== Work to be completed ==
Among the records below, find each line containing the word "Windows" and copy it.

== Supplied information ==
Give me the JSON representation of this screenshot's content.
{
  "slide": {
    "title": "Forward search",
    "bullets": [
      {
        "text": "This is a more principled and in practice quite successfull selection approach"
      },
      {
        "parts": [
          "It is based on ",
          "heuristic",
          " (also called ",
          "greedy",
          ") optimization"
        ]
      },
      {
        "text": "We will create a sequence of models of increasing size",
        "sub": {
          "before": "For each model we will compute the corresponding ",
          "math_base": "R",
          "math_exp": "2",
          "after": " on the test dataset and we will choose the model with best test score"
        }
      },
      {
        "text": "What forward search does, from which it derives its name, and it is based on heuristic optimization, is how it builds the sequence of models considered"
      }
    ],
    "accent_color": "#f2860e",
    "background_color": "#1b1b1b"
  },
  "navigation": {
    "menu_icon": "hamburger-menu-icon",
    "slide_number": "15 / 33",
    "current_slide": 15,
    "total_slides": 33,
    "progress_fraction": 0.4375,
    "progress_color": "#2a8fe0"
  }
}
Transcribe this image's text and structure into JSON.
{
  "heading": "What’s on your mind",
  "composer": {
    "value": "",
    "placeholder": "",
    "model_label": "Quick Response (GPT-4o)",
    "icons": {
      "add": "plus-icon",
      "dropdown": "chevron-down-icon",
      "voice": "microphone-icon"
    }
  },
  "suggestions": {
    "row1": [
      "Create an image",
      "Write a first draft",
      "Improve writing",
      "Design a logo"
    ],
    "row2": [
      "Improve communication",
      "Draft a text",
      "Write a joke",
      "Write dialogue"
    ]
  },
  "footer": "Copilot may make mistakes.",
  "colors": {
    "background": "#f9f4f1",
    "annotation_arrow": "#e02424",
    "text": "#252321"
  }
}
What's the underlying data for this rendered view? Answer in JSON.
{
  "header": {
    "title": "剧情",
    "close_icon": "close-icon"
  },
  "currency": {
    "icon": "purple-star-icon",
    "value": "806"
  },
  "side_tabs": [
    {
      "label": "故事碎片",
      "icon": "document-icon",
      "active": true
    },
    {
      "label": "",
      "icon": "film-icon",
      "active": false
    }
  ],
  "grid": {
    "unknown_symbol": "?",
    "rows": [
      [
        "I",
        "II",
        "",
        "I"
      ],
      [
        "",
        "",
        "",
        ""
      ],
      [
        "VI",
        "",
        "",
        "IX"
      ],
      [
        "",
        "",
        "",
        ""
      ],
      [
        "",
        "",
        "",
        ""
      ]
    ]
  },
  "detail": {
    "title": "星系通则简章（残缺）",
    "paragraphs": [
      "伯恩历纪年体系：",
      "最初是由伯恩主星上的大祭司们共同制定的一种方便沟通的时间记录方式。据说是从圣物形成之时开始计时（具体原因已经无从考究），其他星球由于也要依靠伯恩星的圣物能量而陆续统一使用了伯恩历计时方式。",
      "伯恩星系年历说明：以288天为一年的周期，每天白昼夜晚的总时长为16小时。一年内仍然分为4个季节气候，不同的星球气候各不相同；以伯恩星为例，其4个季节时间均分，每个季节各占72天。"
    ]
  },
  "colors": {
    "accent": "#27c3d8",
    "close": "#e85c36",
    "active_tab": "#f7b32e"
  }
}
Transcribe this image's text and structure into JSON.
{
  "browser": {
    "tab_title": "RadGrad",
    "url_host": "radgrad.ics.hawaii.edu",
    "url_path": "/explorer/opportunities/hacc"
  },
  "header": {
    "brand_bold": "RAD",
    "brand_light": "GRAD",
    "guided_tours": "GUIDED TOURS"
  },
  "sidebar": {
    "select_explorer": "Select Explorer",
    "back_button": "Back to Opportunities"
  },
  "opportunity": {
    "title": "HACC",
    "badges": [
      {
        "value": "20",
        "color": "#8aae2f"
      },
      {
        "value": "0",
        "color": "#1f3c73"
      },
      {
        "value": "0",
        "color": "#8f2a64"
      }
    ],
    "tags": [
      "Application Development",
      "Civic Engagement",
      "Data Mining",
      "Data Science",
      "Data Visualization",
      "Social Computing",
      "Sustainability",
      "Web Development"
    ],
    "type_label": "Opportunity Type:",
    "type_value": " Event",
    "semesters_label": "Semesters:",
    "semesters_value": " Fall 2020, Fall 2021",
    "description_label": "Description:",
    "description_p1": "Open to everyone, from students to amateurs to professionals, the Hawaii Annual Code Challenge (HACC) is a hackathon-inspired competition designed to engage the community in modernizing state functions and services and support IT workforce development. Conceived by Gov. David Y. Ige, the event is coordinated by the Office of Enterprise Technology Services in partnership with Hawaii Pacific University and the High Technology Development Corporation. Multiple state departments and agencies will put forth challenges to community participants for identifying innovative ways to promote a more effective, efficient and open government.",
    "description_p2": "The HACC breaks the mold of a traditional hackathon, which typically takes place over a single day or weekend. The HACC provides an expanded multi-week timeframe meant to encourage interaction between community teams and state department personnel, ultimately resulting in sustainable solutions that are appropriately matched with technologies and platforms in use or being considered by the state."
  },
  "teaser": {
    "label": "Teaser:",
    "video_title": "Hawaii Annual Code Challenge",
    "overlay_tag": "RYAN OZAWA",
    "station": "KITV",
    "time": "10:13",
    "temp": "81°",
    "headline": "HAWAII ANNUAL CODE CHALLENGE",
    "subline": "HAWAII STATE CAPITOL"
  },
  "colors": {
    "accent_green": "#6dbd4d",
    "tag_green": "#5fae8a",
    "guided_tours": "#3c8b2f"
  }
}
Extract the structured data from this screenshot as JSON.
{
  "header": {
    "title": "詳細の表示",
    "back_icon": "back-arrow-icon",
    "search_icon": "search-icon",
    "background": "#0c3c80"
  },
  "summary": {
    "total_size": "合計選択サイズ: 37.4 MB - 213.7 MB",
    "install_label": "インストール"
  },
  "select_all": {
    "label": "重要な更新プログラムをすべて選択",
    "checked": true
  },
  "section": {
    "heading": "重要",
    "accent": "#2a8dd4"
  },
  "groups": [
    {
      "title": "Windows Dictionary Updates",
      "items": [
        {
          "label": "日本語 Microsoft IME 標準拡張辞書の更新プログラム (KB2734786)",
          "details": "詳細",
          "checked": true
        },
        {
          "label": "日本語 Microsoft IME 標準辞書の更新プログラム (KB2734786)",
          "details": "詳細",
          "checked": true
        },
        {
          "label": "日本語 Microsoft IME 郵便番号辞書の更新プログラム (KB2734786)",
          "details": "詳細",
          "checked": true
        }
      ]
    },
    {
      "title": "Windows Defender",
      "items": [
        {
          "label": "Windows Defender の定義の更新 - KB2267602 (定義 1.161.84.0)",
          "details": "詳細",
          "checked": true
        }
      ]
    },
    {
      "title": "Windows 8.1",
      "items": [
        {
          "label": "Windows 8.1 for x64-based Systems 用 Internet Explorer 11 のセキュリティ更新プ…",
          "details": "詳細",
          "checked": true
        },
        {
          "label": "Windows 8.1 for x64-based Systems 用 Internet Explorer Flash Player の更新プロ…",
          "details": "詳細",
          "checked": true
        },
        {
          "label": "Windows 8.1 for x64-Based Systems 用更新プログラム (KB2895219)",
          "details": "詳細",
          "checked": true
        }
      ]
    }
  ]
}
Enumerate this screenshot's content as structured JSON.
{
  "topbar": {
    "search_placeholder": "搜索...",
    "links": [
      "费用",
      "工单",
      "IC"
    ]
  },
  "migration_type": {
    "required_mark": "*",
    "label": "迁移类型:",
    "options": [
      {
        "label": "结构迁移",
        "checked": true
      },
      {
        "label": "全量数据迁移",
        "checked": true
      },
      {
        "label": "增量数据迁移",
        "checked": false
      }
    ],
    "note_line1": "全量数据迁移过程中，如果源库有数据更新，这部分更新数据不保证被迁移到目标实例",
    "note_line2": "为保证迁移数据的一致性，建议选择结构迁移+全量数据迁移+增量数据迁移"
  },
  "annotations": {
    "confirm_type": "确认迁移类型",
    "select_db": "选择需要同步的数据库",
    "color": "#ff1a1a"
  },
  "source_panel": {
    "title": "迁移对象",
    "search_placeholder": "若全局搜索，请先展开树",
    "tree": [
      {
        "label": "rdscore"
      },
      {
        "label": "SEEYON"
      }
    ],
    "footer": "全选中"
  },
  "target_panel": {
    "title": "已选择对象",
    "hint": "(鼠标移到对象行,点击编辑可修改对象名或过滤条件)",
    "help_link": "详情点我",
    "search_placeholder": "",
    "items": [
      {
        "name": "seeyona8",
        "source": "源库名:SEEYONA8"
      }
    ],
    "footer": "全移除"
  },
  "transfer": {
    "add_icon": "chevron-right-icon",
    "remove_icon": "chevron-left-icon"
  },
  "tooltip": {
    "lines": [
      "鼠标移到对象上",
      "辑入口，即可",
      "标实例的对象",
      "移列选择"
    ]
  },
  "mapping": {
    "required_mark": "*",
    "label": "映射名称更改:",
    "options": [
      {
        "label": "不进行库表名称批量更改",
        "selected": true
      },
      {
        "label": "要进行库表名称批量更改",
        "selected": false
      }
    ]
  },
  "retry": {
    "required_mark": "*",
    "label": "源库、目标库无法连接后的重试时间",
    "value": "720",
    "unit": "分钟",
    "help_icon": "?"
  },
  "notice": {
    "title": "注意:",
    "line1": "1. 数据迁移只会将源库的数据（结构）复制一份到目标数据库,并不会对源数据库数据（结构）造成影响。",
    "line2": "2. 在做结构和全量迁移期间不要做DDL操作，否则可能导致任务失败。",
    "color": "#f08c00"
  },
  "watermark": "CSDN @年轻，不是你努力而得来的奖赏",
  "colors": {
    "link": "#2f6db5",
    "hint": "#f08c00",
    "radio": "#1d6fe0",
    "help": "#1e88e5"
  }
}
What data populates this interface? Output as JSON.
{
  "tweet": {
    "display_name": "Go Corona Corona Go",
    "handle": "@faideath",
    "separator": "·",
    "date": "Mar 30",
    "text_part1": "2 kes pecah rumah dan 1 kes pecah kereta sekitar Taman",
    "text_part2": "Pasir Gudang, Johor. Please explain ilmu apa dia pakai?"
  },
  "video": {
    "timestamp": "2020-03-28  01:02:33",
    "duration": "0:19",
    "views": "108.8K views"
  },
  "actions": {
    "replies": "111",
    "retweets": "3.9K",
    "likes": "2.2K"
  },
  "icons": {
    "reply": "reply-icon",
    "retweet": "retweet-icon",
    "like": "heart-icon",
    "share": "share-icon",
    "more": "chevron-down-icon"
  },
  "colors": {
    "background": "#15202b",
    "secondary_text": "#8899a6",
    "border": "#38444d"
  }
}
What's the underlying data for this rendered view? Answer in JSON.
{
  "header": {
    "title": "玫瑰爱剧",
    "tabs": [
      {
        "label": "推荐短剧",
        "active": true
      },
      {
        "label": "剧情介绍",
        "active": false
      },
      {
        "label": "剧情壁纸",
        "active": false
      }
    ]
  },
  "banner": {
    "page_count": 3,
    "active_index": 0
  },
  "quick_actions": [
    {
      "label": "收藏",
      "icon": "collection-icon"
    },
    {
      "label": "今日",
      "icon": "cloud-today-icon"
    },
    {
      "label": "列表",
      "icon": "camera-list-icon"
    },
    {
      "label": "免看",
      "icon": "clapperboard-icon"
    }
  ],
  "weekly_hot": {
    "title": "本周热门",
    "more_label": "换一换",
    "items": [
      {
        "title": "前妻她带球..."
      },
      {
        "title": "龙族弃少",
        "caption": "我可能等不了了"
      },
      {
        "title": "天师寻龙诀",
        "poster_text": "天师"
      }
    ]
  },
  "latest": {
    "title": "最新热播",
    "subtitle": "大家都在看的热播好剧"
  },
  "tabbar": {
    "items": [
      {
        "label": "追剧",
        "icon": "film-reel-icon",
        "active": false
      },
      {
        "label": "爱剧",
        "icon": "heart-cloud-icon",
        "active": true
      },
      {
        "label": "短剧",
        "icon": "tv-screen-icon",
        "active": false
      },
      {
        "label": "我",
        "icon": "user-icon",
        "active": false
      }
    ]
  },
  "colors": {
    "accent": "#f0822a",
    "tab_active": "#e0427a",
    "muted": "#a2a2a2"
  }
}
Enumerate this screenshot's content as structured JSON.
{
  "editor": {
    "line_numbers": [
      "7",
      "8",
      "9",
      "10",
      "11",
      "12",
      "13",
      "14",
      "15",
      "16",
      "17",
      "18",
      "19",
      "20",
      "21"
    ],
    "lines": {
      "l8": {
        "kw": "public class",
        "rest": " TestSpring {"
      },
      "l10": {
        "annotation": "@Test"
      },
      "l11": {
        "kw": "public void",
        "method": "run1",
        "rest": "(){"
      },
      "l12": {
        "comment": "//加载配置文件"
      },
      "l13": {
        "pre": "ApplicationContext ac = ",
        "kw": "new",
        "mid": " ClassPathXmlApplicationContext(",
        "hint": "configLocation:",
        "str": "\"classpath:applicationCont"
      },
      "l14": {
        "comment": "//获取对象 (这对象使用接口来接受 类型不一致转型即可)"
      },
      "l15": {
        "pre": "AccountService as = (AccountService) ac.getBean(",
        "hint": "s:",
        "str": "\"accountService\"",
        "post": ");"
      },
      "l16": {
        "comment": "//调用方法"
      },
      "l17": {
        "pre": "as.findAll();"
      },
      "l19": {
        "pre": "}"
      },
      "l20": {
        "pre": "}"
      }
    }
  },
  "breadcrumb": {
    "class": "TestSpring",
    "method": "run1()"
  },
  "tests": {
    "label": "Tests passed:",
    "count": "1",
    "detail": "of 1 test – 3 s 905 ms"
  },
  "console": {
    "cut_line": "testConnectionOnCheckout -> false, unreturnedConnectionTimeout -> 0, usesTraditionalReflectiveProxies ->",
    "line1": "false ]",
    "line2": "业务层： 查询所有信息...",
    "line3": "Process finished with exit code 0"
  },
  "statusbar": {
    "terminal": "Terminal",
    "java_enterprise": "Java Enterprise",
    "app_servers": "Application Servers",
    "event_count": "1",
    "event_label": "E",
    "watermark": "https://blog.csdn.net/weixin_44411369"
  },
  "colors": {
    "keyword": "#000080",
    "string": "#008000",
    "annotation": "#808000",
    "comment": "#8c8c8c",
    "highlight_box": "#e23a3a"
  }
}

== Output for this exercise ==
      "title": "Windows Dictionary Updates",
      "title": "Windows Defender",
          "label": "Windows Defender の定義の更新 - KB2267602 (定義 1.161.84.0)",
      "title": "Windows 8.1",
          "label": "Windows 8.1 for x64-based Systems 用 Internet Explorer 11 のセキュリティ更新プ…",
          "label": "Windows 8.1 for x64-based Systems 用 Internet Explorer Flash Player の更新プロ…",
          "label": "Windows 8.1 for x64-Based Systems 用更新プログラム (KB2895219)",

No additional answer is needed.